The final shot sends Scott falling face-down about 30 feet away. Slager then slowly walks toward him and orders Scott to put his hands behind his back, but the man doesn't move, so he pulls Scott's arms back and cuffs his hands. The officer then walks briskly back to where he fired the shots, speaking into his radio. He picks up the same object that fell to the ground before and returns to Scott's prone body, dropping the object near Scott's feet as another officer enters the scene.
Scott had four children, was engaged and had been honorably discharged from the U.S. Coast Guard. There were no violent offenses on his record, Stewart said. He also speculated that Scott may have tried to run because he owed child support, which can lead to jail time in South Carolina until it is paid.
The FBI and the Justice Department's Civil Rights Division are investigating as well. Proving that an officer willfully deprived an individual of his or her civil rights has historically been a tall burden for federal prosecutors, particularly when an officer uses force during a rapidly unfolding physical confrontation in which split-second decisions are made.
The Justice Department spent months investigating the Ferguson shooting before declining to prosecute Officer Darren Wilson in that case.
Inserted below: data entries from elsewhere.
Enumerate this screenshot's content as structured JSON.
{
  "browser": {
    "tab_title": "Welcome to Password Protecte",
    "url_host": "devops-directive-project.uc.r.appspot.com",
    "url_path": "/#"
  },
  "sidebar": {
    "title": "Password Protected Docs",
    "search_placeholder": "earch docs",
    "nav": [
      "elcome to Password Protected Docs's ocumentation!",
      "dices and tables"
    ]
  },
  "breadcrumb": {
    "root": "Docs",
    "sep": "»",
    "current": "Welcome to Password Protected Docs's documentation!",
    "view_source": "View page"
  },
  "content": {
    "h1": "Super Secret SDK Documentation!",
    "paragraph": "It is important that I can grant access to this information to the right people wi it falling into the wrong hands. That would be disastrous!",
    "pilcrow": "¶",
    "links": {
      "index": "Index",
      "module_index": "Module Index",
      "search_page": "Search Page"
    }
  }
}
But it's easier to make cases against officers who use force as an act of retribution or who can make no reasonable claim that their life was in jeopardy when they took action.
North Charleston is South Carolina's third-largest city, and its population is about half black. Its economy slumped after the Charleston Naval Base on the city's waterfront closed in the mid-1990s, but the city has bounced back with a huge investment by Boeing, which now employs about 7,500 people in the state and builds 787 aircraft in city.
Braye accused North Charleston police of habitually harass blacks for minor offenses. He hopes the video will help people understand that some officers will lie to save themselves when they do wrong.
"This needs to be the last case," Braye said. "All you have to do is look at the story that was told before the video came out."